This article originally appeared on Sophicity's CitySmart blog.
Following open records laws and records retention policies is serious business. However, email sometimes gets treated like an informal type of communication. But when email is considered a public record, an informal approach to email becomes hard-to-manage, expensive, and time-consuming when responding to an open records request.
Unfortunately, many cities have not modernized their email systems. As a result, they open themselves up to greater risk by not having proper business-class functionality to help properly archive and maintain email.
Here are a few serious mistakes that jeopardize a city’s ability to respond to open records requests that involve email.
- Using free or personal email accounts. Free software platforms often lack a central way to manage and maintain email that can effectively match your city’s records retention policies. Personal email accounts involve even more risk because they blur the boundary between business and personal information. Politicians from Sarah Palin to Hillary Clinton have run into ugly, expensive problems when using personal emails for government business. Conduct all city business with a business-class email system that your IT staff or vendor manages and maintains.
- Lacking an email archiving policy. To reduce the risk of deleting or losing important emails, it helps to set up archiving on your email platform. That means taking a serious look at storage. Reducing employee email storage increases the risk of employees deleting emails that need to be retained. If you know how long you need to keep your emails and when they can be deleted, then you can automate your email system to take care of this.

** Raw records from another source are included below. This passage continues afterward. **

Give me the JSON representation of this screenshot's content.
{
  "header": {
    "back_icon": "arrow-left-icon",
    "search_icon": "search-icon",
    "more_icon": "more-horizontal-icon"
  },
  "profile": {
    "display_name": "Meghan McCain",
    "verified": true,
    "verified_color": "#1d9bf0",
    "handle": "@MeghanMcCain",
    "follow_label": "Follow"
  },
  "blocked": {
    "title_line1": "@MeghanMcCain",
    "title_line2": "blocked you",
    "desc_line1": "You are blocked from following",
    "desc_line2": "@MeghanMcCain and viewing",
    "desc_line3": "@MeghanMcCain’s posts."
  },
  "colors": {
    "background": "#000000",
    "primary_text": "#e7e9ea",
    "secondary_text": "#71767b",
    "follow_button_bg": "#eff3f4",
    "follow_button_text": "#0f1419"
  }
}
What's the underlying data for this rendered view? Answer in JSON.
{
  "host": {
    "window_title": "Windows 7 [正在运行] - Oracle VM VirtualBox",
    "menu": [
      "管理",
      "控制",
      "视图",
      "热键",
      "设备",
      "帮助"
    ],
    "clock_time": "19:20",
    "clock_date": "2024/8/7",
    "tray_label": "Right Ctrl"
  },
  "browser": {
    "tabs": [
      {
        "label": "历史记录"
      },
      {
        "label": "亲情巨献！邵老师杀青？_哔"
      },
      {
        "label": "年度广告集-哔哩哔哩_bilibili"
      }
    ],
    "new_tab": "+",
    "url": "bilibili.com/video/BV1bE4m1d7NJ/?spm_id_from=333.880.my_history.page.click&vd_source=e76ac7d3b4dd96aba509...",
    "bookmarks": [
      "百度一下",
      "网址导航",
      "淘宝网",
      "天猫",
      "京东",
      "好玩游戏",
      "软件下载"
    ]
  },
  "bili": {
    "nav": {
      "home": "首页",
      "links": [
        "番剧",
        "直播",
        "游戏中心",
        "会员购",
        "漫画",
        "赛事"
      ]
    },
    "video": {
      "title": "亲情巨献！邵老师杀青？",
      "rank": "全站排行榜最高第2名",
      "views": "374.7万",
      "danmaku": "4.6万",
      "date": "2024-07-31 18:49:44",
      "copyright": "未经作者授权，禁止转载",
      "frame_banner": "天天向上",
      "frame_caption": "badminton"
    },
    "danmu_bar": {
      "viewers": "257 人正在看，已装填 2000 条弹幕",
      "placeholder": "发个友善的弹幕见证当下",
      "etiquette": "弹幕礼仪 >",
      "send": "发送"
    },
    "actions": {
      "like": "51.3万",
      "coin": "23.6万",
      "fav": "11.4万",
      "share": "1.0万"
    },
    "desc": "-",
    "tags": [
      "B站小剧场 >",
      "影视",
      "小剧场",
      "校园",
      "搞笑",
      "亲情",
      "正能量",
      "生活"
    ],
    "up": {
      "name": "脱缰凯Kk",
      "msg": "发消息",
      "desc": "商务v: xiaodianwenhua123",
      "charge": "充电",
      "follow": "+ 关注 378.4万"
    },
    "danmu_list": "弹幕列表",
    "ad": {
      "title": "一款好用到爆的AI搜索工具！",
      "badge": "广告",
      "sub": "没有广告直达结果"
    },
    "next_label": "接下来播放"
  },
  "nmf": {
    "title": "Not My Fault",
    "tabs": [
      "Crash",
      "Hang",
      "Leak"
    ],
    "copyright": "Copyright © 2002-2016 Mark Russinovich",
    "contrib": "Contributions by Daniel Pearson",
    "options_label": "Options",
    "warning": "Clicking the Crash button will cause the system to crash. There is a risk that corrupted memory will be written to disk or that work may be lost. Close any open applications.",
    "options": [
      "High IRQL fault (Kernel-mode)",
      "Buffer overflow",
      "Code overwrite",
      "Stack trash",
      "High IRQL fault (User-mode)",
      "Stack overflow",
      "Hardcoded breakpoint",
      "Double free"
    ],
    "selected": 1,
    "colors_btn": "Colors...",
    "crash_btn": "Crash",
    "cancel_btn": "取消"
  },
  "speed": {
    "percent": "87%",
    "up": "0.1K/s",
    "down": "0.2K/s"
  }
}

- Failing to properly back up emails both onsite and offsite. Emails for city business are public records. In other words, failing to back up emails is not optional. If you already have a data backup plan for your email, then you need to examine if you back up that data both onsite and offsite. Also, you need to test your backups at least quarterly to ensure they work.
- Relying on email for document management. We’ve written before that email is no substitute for a document management system. Document management systems work exceptionally well for creating, editing, reviewing, and finalizing official documents while collaborating transparently with other people. Documents don’t get lost, they are seen by any authorized user, and they are easy to find when you receive an open records request. By contrast, documents become much harder to manage when they only reside in people’s emails.
To avoid the above mistakes, your city can follow this simple checklist.
- Use a business-class email system.
- Archive email to match with your city’s retention schedule.
- Back up emails both onsite and offsite.
- Create official documents in a document management system.
- Clarify city policy and procedures about using personal and business email.